WASHINGTON  - The United States is planning to cut back much of its military aid to Egypt, American officials said.

The decision, which is expected to be announced "soon", will hold up the delivery of several types of military hardware to the Egyptian military, these officials said, including tanks, helicopters and fighter jets. But it will not affect aid for counterterrorism operations or for border security issues involving the Sinai Peninsula and Gaza.

The Obama administration has faced pressure to halt aid since the Egyptian military deposed democratically elected President Mohammed Morsi in July. Although the Obama administration suspended a portion of Egypt's military aid in August, observers noted that it has been reluctant to take sweeping action against its longstanding ally in the Middle East. U.S. officials have refused to label Morsi's ouster as a coup, a determination that would legally trigger the cessation of aid.

The months since have been marked by sporadic outbursts of violence. Upwards of 1,000 Egyptians were killed as the military cracked down on widespread unrest in August. More than 600 died on a single day, Aug. 14. Since then, the army has become the target of severe criticism for its role in the violence, and for its aggressive prosecution of the Muslim Brotherhood. That included the execution in August of 36 Islamists in its custody.

The administration, according to The New York Times, had already frozen the shipment of four F-16 fighter jets and canceled joint military exercises with the Egyptian Army. The United States will also suspend nonmilitary aid that flows directly to the government, but not support for other activities like education or hospitals, it said.

The decision, which was first reported Tuesday by CNN, does not amount to an across-the-board cutoff of aid to the Egyptian government, officials said.

The Washington Post reported that an anonymous U.S. official informed the paper that the Obama administration would, within a few days, be reining in most of their nonessential military aid to Egypt.

The Wall Street Journal added that the administration would continue to provide aid for counterterrorism efforts and the defense of Israel. Under the administration’s plan, officials said, the military aid could be restored later if the Egyptian government showed signs of restoring democratic institutions and a new government.

In a statement Caitlin Hayden, a spokeswoman for the National Security Council, said: “Reports that we are halting all military assistance to Egypt are false. We will announce the future of our assistance program with Egypt in the coming days.”

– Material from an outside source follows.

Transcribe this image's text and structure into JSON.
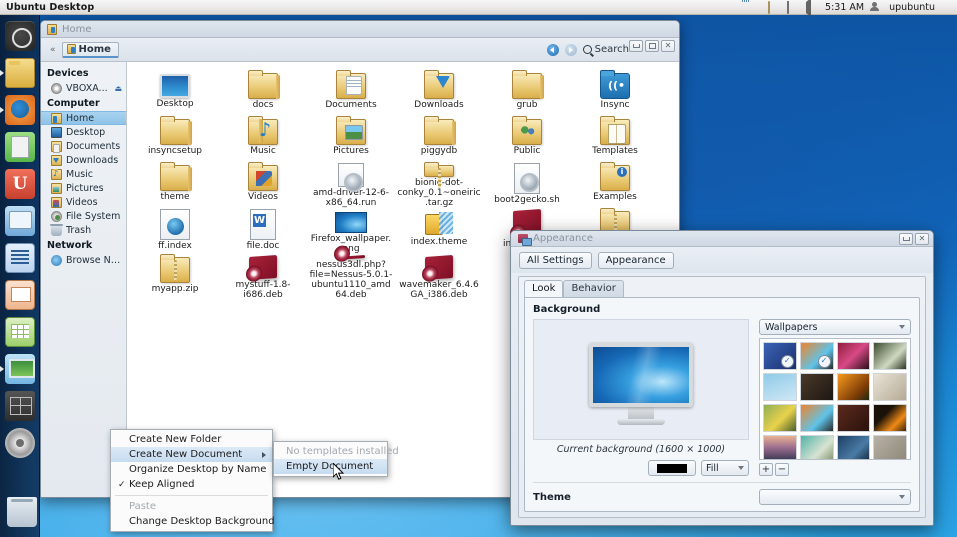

Obama, she noted, said at the United Nations General Assembly last month that the “assistance relationship will continue.”

In that speech, however, Obama was critical of Egypt’s military-backed government and warned that the delivery of American military hardware could be affected if it did not take steps to put the country on the path to a democratic transition.

While acknowledging that Morsi and his Muslim Brotherhood-led government had lost the support of a large part of the Egyptian public before the military ousted him in July, Obama said the interim government “has made decisions inconsistent with inclusive democracy.”

While the United States will continue to provide nonmilitary aid for education and other social programs that benefit the Egyptian people, he said, “we have not proceeded with the delivery of certain military systems, and our support will depend upon Egypt’s progress in pursuing a more democratic path.”

Human rights advocates said they hoped Mr. Obama would make the decision as a way to stand firmly against the repression in Cairo.